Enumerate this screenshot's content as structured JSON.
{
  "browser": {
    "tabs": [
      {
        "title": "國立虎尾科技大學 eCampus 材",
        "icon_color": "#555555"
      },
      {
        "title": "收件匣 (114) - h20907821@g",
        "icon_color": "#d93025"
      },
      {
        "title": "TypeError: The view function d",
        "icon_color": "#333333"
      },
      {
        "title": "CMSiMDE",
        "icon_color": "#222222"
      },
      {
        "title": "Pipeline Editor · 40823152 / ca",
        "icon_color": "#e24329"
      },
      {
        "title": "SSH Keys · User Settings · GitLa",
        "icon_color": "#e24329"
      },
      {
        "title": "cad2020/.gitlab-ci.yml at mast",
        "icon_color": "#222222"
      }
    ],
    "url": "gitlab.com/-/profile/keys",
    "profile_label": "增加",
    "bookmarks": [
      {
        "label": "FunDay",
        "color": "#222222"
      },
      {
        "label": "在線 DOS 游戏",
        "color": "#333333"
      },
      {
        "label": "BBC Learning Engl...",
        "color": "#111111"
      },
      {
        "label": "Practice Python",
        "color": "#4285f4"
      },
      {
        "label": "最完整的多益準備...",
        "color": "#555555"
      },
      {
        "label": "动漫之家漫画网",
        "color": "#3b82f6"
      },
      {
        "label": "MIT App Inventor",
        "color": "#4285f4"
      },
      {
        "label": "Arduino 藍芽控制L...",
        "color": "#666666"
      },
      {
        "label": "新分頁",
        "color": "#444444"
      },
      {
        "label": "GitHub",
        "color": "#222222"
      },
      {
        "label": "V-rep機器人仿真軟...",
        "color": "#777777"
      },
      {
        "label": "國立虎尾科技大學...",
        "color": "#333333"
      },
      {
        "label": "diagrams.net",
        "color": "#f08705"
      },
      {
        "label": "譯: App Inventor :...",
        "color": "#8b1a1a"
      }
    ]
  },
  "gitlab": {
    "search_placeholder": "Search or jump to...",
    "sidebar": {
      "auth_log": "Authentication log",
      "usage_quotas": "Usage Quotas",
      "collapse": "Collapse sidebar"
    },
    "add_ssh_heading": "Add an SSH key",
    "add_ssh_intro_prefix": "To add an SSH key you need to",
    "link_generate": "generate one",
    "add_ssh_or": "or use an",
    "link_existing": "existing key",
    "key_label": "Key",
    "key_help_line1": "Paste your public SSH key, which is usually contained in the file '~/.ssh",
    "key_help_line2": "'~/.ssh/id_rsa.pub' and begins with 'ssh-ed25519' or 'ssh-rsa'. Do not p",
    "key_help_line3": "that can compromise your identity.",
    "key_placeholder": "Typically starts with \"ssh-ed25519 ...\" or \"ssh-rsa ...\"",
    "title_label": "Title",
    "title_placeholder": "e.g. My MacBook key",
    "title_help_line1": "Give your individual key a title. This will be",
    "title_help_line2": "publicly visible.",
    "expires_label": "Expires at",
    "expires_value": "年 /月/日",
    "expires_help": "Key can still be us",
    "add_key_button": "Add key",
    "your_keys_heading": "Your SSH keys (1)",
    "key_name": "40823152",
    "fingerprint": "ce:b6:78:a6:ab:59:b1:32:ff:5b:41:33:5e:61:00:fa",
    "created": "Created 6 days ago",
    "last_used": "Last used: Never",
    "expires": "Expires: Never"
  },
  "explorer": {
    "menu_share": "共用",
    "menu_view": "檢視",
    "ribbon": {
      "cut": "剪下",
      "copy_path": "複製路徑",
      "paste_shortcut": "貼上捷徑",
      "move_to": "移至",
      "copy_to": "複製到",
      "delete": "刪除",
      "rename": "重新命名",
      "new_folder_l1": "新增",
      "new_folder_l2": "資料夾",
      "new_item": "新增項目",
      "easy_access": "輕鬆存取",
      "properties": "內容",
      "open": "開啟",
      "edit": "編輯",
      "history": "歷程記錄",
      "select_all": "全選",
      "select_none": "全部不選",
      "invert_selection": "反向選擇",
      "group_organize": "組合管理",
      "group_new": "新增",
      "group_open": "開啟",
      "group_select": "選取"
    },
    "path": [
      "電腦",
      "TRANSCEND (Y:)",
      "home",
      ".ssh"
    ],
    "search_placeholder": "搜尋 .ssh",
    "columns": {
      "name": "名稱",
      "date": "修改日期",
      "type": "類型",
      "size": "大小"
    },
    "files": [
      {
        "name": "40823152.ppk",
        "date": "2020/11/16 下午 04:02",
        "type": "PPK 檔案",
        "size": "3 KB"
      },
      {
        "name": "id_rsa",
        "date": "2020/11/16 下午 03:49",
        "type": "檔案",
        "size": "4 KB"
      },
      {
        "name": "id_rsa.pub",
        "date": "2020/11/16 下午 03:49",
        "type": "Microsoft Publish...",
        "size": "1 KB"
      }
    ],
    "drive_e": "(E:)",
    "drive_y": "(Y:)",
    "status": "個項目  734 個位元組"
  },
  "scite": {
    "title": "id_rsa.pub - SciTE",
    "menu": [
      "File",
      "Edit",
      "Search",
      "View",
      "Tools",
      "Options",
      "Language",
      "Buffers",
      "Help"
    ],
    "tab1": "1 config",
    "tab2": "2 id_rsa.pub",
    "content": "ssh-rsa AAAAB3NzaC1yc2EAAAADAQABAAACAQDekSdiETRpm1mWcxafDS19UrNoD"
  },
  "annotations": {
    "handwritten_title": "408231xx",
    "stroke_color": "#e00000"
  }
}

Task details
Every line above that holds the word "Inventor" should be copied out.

Answer section
        "label": "MIT App Inventor",
        "label": "譯: App Inventor :...",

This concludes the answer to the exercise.